[EXERCISE GOAL] Filter the entries below down to the lines that hold "SOLIDWORKS".

[DATASET RECORDS]
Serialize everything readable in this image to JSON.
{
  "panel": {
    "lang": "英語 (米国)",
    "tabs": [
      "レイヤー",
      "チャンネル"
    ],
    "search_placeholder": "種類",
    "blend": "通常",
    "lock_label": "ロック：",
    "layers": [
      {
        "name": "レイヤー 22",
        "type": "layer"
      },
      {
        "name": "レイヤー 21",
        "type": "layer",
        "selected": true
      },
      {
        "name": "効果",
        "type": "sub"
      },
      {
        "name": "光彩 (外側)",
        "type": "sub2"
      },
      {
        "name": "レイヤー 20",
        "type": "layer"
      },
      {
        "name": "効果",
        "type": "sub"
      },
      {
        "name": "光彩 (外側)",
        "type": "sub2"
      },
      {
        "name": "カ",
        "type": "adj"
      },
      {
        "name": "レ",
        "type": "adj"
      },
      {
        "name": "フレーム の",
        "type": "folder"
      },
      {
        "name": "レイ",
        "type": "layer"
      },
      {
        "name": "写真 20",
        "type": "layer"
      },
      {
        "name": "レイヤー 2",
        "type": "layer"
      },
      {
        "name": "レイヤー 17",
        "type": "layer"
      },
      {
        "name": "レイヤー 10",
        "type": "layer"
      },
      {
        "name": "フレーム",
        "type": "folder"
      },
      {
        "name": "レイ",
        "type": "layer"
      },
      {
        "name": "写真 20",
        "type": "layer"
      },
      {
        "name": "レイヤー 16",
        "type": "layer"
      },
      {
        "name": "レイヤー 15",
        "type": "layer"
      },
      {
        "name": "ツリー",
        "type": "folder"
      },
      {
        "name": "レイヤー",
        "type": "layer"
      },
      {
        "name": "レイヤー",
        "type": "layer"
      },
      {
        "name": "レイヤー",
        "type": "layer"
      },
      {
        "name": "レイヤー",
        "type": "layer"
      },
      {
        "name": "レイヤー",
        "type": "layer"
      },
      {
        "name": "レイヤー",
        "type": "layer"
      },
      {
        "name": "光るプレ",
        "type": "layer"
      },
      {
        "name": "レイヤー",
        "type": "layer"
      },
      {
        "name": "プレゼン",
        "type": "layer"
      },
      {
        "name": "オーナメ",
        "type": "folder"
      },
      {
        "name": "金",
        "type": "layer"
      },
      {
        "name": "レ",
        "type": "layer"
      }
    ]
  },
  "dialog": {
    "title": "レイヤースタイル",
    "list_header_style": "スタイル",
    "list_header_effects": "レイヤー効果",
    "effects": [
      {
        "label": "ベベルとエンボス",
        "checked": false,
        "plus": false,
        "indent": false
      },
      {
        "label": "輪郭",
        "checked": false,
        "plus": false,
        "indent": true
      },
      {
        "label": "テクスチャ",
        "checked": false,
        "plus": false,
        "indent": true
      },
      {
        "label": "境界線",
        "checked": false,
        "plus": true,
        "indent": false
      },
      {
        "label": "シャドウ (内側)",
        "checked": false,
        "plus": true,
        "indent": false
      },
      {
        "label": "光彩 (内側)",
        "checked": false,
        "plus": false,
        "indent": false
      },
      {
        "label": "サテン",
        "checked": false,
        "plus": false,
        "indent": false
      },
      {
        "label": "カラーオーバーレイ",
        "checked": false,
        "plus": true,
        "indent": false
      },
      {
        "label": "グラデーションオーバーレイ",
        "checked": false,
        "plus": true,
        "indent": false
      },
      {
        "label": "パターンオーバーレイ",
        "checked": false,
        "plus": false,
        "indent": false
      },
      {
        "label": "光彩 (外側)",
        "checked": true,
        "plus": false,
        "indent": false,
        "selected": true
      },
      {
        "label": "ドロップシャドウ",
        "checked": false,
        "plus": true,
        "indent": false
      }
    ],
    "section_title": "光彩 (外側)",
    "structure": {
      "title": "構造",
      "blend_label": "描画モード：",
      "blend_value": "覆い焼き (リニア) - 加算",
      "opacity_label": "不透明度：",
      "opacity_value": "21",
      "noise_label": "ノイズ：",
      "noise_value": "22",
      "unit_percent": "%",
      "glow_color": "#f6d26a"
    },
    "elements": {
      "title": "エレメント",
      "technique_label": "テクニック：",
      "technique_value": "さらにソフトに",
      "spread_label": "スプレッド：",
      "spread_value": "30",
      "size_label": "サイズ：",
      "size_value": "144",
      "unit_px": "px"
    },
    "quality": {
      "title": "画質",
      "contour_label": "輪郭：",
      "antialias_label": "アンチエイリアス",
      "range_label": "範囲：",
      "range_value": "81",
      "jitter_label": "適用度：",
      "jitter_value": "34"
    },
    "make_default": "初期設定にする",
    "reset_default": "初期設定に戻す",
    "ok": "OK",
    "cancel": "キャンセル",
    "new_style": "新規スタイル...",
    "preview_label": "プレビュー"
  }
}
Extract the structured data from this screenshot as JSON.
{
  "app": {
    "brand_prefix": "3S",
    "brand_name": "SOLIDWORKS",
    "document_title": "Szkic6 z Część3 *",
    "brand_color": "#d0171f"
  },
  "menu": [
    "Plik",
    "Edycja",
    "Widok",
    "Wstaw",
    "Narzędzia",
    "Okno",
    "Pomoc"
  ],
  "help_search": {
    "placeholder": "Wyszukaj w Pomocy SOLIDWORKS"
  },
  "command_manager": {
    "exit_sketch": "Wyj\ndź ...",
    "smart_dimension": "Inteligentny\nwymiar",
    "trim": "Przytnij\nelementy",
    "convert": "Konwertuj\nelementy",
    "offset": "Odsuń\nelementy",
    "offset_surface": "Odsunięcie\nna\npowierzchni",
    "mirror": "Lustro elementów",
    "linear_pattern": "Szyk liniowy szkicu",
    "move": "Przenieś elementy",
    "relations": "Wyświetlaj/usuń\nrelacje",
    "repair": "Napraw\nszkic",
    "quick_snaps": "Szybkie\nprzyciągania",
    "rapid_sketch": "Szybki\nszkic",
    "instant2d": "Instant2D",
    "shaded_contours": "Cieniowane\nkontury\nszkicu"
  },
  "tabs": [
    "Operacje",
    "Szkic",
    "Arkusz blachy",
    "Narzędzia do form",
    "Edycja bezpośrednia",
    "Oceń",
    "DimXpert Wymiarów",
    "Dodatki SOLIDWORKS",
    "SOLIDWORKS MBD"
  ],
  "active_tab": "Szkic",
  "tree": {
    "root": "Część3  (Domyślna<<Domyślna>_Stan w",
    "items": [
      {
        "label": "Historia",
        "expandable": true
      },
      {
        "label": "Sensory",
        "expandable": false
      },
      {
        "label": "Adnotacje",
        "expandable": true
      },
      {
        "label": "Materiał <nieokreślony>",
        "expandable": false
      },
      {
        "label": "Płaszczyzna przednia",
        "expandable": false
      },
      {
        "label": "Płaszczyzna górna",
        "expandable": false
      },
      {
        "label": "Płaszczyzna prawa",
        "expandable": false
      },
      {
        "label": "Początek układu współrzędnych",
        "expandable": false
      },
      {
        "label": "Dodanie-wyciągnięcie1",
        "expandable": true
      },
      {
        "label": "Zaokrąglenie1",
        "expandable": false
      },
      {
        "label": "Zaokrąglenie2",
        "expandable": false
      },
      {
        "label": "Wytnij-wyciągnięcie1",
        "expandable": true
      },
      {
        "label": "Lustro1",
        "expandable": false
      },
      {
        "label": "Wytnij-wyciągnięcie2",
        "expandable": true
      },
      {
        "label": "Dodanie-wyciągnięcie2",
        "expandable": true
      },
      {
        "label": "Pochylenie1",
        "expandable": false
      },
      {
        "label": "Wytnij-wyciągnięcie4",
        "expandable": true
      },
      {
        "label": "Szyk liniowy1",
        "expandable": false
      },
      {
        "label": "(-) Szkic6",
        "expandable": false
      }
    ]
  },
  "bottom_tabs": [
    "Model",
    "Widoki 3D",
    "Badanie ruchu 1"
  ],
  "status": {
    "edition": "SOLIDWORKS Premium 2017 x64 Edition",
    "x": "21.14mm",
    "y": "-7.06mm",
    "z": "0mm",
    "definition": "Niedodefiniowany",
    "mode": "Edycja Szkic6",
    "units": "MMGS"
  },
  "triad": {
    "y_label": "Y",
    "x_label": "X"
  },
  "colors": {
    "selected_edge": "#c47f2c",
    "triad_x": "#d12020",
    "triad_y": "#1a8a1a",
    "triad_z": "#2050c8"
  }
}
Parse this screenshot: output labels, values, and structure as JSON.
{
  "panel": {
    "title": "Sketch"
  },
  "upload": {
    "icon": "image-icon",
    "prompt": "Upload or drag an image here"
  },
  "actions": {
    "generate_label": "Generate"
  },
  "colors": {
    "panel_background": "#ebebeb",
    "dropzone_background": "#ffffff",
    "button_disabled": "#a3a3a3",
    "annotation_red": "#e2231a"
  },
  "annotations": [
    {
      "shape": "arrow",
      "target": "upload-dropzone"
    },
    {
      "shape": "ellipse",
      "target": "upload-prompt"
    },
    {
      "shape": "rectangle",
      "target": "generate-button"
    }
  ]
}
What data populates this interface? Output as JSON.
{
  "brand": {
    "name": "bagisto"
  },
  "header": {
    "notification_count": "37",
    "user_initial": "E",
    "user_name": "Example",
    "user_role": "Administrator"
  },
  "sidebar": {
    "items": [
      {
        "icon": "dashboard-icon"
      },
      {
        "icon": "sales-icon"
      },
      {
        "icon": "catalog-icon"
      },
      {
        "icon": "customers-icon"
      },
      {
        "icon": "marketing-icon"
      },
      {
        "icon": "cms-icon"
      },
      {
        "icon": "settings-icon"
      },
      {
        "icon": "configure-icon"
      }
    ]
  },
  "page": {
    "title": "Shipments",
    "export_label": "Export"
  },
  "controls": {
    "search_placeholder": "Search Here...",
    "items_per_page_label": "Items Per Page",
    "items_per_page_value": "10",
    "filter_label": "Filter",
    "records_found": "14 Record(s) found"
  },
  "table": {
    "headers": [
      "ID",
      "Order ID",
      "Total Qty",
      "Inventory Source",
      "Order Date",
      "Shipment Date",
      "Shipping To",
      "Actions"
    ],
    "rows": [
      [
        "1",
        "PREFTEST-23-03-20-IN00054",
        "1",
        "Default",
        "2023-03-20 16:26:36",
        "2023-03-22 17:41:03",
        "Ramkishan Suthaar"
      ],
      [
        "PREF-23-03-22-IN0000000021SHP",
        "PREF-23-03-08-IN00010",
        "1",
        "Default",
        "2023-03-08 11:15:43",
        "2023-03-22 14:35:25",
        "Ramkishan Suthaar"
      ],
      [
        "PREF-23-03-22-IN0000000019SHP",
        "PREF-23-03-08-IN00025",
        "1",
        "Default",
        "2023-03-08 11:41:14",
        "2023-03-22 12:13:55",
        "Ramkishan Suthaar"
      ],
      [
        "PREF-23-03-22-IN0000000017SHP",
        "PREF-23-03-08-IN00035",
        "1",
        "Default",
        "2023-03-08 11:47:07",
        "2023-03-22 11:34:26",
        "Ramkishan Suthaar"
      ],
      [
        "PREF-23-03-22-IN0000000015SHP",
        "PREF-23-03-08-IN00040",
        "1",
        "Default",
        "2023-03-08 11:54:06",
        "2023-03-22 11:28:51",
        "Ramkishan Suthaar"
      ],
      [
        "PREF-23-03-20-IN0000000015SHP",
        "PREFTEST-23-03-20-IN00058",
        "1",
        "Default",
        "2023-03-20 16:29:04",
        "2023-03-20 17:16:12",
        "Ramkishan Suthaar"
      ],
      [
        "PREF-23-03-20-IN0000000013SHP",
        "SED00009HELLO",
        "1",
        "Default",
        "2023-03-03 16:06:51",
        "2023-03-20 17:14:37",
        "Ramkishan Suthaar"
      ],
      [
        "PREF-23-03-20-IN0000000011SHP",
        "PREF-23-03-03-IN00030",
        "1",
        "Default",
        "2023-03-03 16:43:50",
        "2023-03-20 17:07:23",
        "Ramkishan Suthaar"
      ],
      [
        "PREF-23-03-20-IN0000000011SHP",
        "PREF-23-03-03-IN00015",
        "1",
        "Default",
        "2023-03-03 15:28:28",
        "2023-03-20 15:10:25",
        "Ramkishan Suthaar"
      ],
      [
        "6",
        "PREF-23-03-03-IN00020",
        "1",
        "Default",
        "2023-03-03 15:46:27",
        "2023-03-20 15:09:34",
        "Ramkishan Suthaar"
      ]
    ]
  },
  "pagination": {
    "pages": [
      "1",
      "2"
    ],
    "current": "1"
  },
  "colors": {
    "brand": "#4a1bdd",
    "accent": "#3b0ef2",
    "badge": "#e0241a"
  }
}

[EXERCISE RESPONSE]
    "brand_name": "SOLIDWORKS",
    "placeholder": "Wyszukaj w Pomocy SOLIDWORKS"
    "Dodatki SOLIDWORKS",
    "SOLIDWORKS MBD"
    "edition": "SOLIDWORKS Premium 2017 x64 Edition",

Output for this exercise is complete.